During my visit to the archives of the Andy Warhol Museum in Pittsburgh, two years ago, I noticed an interesting name on the purchase order for the cover art of the 1956 jazz album Cool Gabriels on RCA’s Groove label: A.R Lehman. To fans of The Velvet Underground this name will sound familiar, as for the cover art of their first album, The Velvet Underground & Nico (Verve, 1967), Acy R. Lehman was credited for design. This means that the iconic peelable banana cover was not the first cover on which designer Acy Rudi Lehman and artist Andy Warhol have worked together.
The cover of Cool Gabriels shows a drawing of seven angels blowing horns, on a plain yellow background. Naive drawings in Warhol’s signature blotted line technique in the Fifties. The contrast between the innocence of this angelic drawing, and the phallic pop art image of the peelable banana, a decade later, could not be bigger!
In the 1998 BBC Wales documentary John Cale, Lou Reed says that he realizes it wasn’t the music of The Velvet Undergound that got them signed to Verve (because neither their avant-garde sound nor the explicit lyrics were exactly middle of the road) but the fact that famous pop artist Andy Warhol was their manager. “When we finally were signed to a record company, really on the basis of Andy. Because Andy said he’d do the cover. I don’t know if we would have gotten a contract if he hadn’t said he’d do the cover… or if Nico wasn’t so beautiful… Who knows…” (fragment starts on 14:20)
But famous pop art artist or not, at a major record company the design of an album cover never is a one man job. You will have an art director overseeing the art department, designers who decide what a cover has to look like and artists who deliver the artwork. In the case of the VU’s first album, Acy R. Lehman was the designer who agreed on an unusual and terribly expensive gatefold cover for just one single record. Warhol’s signed artwork of the peelable banana on front, the name of the band unmentioned. The technical aspect of the banana stickers, by the way, was worked out by Craig Braun (uncredited), who later also produced the working zippers for the Rolling Stones’ Sticky Fingers.
At the inside of the gatefold, Lehman worked with black and white pictures of the band by Factory photographers Nat Finkelstein and Billy Linich (a.k.a. Billy Name).
On the back he used coloured head shots of the band by Paul Morrissey – who managed the Velvets together with Warhol – and a large photo of the band performing on stage, by a photographer called Hugo. Last mentioned photo was famous for being the subject of a lawsuit, causing an unfortunate and considerable delay in sales. Actor and Warhol Superstar Eric Emerson, who is seen hanging upside down in a projection behind the band, claimed his image was used without his permission and sued the record company. But the idea backfired and instead of paying Emerson, Verve removed all albums from the record store shelves and reworked the image. Existing stock got a large black censor sticker on top of the contested Emerson image, and for later pressings the actor was entirely blurred out.

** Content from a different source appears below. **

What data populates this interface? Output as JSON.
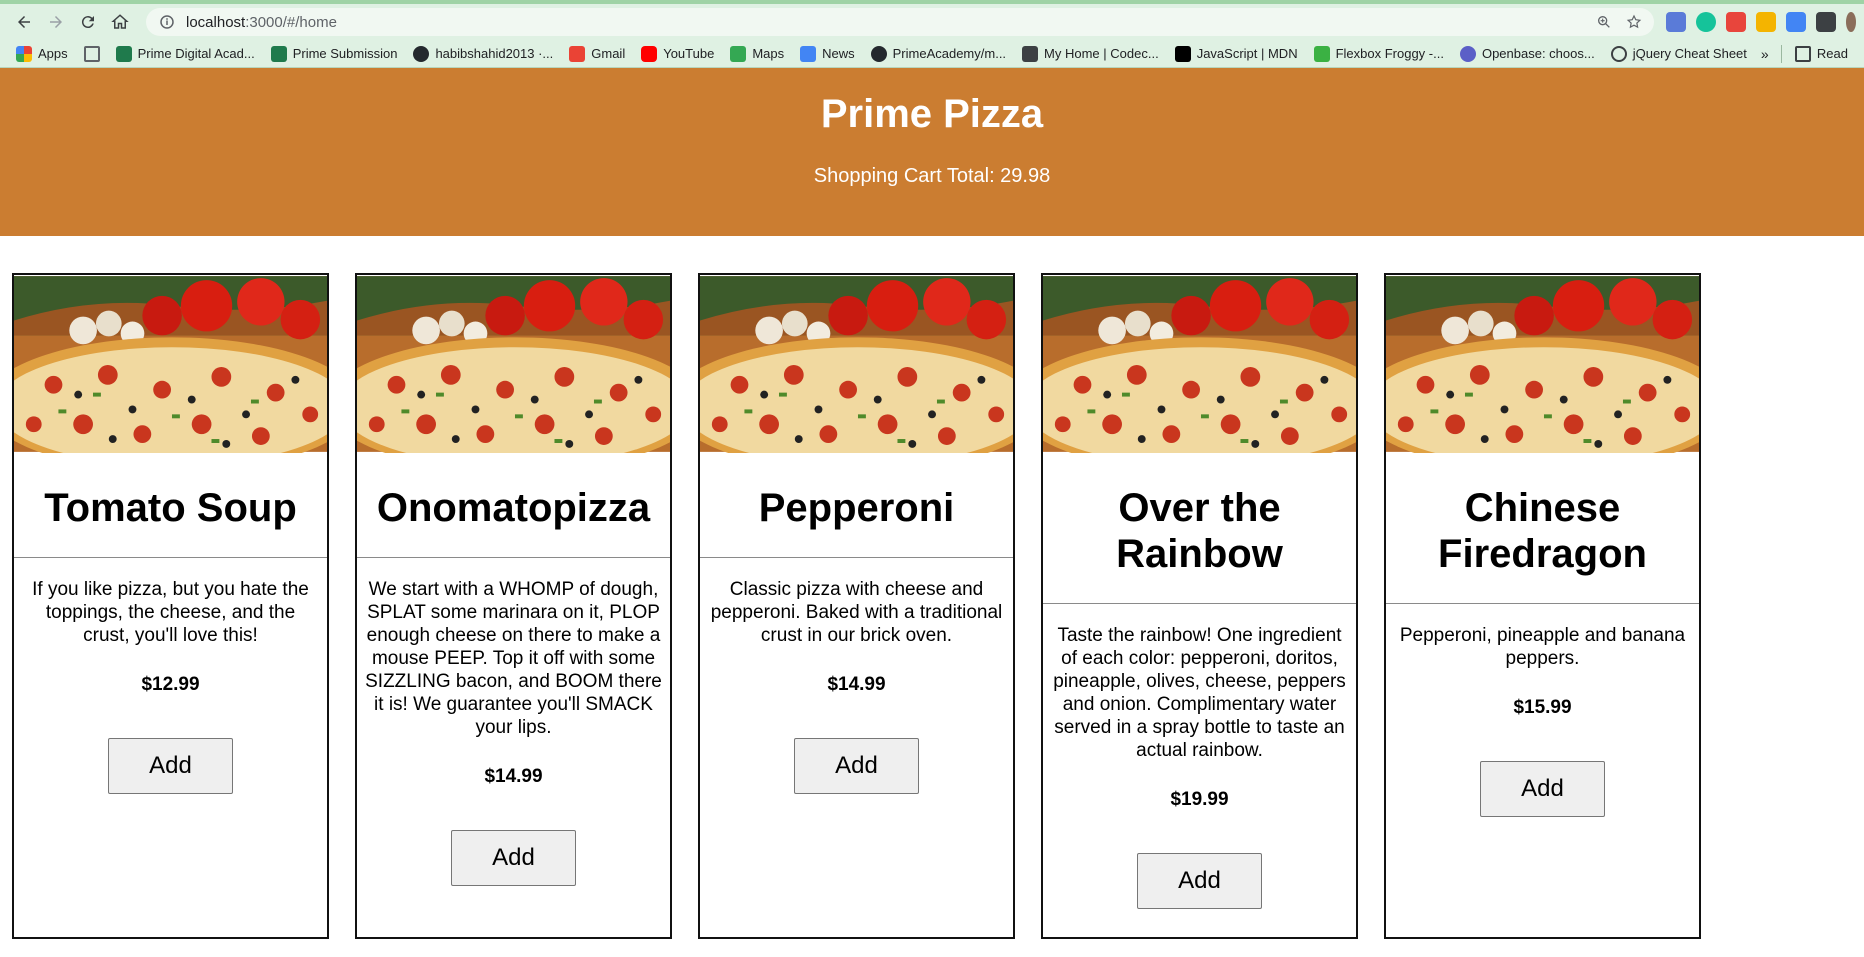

Back to Acy R. Lehman: his carreer lasted well over three decades. His album cover designs or art direction fetched no less than eight nominations for a Grammy Award, and one win (in 1972 for the cover of the album The Siegel-Schwall Band).
He also worked on the cover for the second Velvet Underground album White Light/White Heat (1968). For Lou Reed’s solo carreer, on the RCA label, Lehman signed for the art direction of the album covers for Rock n Roll Animal (1974), Sally Can’t Dance (1974), Lou Reed Live (1975), Metal Machine Music (1975) and Coney Island Baby (1975/1976). One of the Grammy nominations mentioned higher was in 1976 for the album package of Coney Island Baby, as art director (uncredited). Design and photography for this great album were done by Mick Rock.
On the Discogs database there are over 600 credits for Acy R. Lehman cover designs. Not for Cool Gabriels, though. But now you know!